Janis Akuna, Vintner
Grapevine flowering arrives in late spring, two months or so after bud break. Grapevine flowers are not the most dramatic or beautiful, but they do have a wonderful fragrance. Grape flowers need average daily temperatures between 59-68 degrees Fahrenheit, and it is during this stage of a grape’s lifecycle that pollination and fertilization occur. For fertilization to occur, grape flowers do not need bees for pollination. Grapevines have what is called a perfect flower, meaning they are self-pollinating flowers.
There is a window when the flowrs are in full bloom. It is at this point that they are extremely vulnerable. Any adverse climatic condition can mean losing the potential crop. Rain, wind or cold tempratures can result in shatter. The term shatter means the cluster grows without the idea tight shape, resulting in grape berries differing in size or even missing all together. While this variation does not affect the quality of the grapes, it definitely affect their quantity.
Fruit set follows bloom immediately. Fruit set is defined as the time when fertilized flowers develop into a grape. Once the fruit set is done, we start to get a good idea of our crop for the season. Right now, we are looking good.
It must be Spring! Just look at the bright yellow fields full of mustard blooms in the vineyard. While the weather may still seem winter-like, Mother Nature is telling us otherwise.

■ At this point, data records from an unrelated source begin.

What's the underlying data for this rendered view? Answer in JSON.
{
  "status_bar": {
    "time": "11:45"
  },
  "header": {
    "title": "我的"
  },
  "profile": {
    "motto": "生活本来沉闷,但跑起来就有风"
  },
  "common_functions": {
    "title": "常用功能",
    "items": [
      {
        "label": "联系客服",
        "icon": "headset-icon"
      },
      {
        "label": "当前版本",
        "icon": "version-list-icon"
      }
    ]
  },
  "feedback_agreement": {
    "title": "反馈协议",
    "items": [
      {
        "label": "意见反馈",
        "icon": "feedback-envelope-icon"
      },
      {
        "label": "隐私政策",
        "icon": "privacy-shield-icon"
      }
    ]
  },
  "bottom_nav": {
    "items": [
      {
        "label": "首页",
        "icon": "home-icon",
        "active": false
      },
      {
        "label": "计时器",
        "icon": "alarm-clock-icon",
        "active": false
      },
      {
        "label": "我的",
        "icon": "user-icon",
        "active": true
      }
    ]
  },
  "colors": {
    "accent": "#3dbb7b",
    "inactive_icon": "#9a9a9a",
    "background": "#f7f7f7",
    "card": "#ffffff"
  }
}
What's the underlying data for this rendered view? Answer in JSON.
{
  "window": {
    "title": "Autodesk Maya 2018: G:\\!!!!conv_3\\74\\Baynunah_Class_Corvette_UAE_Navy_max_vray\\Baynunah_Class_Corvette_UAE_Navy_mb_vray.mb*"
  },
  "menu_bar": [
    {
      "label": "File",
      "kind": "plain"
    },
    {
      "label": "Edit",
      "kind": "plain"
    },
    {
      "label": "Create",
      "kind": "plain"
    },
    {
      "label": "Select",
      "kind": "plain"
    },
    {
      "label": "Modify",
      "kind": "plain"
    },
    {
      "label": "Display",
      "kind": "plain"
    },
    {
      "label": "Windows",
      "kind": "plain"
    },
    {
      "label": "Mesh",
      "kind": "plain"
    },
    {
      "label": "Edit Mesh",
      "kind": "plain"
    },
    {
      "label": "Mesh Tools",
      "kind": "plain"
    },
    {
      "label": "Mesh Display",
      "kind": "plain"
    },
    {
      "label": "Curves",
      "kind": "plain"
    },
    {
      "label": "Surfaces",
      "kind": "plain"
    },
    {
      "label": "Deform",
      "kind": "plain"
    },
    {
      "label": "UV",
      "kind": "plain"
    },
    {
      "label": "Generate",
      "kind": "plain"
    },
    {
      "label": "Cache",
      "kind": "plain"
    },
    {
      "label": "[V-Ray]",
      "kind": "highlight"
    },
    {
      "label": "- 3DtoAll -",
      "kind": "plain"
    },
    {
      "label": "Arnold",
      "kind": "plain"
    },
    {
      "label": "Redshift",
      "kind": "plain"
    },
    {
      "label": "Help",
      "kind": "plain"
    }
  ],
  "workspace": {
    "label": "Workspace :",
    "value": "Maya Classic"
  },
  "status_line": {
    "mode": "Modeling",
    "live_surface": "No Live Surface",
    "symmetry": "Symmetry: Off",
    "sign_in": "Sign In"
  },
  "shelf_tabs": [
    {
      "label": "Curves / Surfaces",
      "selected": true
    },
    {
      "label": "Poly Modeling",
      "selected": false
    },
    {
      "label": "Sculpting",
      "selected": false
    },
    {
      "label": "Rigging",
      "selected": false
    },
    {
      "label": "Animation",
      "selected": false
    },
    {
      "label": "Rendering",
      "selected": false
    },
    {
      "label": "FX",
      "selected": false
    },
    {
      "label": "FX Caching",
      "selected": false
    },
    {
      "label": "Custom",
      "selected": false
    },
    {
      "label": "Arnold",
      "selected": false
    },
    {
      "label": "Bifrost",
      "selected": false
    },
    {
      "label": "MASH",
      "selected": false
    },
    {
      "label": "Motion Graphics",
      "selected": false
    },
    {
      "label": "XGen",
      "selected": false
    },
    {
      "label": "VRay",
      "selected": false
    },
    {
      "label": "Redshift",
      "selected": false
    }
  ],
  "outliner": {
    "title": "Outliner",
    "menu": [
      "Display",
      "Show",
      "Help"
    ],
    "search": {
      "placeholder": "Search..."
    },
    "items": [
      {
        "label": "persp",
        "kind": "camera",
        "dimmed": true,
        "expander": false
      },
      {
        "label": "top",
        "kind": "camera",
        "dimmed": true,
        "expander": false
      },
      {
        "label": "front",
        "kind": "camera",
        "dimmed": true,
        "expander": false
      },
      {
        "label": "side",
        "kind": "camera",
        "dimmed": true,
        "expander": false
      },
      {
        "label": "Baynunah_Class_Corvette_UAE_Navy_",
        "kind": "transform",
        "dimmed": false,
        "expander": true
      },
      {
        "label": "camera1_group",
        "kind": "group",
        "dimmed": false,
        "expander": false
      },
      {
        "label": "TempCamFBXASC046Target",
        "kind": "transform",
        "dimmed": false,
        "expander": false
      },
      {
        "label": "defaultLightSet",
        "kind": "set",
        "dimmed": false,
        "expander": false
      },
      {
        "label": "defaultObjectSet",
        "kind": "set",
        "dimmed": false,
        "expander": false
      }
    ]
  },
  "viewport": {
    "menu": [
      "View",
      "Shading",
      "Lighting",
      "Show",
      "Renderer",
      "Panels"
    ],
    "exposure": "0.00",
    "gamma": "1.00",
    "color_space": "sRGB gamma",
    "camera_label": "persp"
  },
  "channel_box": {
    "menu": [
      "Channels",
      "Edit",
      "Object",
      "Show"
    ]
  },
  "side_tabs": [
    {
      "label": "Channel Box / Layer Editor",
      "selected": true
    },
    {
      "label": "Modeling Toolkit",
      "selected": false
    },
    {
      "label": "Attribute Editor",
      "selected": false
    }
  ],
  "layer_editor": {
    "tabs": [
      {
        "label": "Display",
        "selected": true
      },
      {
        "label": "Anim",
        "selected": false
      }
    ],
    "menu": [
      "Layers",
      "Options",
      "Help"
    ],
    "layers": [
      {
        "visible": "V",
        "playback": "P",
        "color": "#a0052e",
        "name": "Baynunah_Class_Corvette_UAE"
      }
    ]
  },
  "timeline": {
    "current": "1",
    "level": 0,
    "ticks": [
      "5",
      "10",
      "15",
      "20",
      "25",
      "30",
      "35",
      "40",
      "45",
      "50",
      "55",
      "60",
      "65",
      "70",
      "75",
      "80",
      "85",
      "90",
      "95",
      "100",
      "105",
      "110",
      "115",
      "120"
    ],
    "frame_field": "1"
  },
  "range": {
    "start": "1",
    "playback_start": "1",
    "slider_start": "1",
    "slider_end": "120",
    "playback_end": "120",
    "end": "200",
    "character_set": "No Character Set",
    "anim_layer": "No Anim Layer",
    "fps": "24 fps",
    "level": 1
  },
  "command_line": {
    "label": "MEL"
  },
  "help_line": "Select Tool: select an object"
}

The Andis Vineyards have never looked so beautiful with the ground cover throughout. As mentioned in my previous blog, ground cover or cover crops can be beneficial in replacing nutrients. But what about mustard plants? While mustard plants do not return vine nutrients back to the soil, they do provide biofumigation, which suppresses various soil pathogens.
Typically mustard plants are used in vineyards to suppress nematodes, a microscopic worm that infects vine roots. Nematode infection will ultimately lead to low grape production and severe vine damage. Mustard plants produce a biofumigant called glucosinolate that deters damaging nematodes.
Later in Spring, the cover crops are turned giving beneficial mulch to the soils.
So come visit us at Andis Wines and enjoy the beautiful view of our yellow vineyards while you can!
Watch a short video of our wine maker, Mark Fowler discuss cover crops in the vineyard - COVER CROP VIDEO